Nearly all technologies that come with privacy risks are developed for legitimate and even beneficial purposes. Facial recognition is no exception, but it deserves attention and debate. Simple facial detection could surround you in a bubble of billboards and electronic store displays shown only to people of your race, sex, and age.

More importantly, facial recognition has the potential to erode the anonymity of the crowd, the specific type of privacy you experience when you stride through a public space, near home or on vacation, and refreshingly, no one knows your name. Marketers already can see every article we read online; do we need to let them record every shop window we gaze through?

According to privacy advocates, this is the time to consider policy changes, while facial recognition is still ramping up. One step advanced by stakeholders at the NTIA meetings would be to require an opt-in before people are entered into a facial recognition database, with reasonable exceptions for safety and security applications. That idea has already been implemented by some leading technology companies.

For instance, users of Micro­soft’s Xbox gaming system can access their profiles using facial recognition, but only if they choose to turn on that feature.

Second, regulations could require companies to encrypt faceprints or institute other strong data protections—after all, a compromised PIN can be replaced, but there’s no ready solution if someone steals your biometric files.

Special rules could prevent children under the age of 13 from being targeted by facial recognition systems in stores.

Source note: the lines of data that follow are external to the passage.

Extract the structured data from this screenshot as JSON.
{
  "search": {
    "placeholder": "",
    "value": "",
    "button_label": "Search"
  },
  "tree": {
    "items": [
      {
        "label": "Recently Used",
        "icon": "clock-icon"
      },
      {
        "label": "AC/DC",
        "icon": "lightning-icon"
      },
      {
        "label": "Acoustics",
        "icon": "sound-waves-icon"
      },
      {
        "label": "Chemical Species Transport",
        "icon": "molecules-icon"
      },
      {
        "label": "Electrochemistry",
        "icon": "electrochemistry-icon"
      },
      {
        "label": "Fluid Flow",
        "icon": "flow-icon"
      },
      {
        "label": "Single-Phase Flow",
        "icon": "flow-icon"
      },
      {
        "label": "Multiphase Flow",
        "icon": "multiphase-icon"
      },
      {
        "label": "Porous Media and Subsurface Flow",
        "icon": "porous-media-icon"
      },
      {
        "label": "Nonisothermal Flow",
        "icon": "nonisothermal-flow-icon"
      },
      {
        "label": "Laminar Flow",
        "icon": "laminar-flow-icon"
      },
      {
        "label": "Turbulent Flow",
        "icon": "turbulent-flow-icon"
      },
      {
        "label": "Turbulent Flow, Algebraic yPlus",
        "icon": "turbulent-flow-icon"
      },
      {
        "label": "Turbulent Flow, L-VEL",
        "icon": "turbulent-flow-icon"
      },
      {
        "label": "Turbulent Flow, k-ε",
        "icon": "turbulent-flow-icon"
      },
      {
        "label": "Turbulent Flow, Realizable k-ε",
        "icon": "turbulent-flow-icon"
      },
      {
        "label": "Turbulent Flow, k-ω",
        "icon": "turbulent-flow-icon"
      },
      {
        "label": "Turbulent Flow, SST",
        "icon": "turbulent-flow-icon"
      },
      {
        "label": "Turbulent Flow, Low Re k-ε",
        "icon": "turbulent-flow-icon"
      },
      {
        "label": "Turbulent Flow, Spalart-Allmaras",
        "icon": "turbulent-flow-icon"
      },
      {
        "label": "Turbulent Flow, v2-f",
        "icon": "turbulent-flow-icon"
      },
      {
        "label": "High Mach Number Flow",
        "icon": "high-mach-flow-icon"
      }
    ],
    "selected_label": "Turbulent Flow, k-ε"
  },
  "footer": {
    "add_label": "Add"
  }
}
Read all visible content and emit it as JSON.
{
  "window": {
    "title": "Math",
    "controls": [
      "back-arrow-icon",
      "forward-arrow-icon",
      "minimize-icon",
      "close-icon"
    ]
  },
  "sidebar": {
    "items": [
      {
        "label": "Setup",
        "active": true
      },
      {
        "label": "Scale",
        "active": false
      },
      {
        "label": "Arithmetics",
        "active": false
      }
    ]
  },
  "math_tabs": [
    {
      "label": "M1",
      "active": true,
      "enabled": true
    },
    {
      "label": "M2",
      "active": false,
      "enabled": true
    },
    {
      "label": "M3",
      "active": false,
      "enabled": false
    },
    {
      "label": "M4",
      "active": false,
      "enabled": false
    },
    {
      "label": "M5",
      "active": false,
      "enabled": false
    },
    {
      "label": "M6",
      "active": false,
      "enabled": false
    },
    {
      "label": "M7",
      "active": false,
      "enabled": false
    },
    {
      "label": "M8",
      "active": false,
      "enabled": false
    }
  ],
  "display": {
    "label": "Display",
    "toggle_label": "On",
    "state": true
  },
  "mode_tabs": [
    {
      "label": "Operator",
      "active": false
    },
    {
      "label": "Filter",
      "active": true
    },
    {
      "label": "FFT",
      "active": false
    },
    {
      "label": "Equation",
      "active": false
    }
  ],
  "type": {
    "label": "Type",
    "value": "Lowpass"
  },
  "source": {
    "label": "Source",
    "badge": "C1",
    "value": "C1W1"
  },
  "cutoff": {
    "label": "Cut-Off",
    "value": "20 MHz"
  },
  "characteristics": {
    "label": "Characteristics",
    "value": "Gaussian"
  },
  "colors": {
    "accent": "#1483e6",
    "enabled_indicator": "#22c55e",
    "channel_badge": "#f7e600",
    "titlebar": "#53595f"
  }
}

And consumers should have the right to know who has a copy of his or her faceprint, how it is being used, and who it is being shared with.

Those are just a few of the proposals that can be debated, and should be. Because right now, there are virtually no consumer protections at all. 

Editor's Note: This article also appeared in the February 2016 issue of Consumer Reports magazine.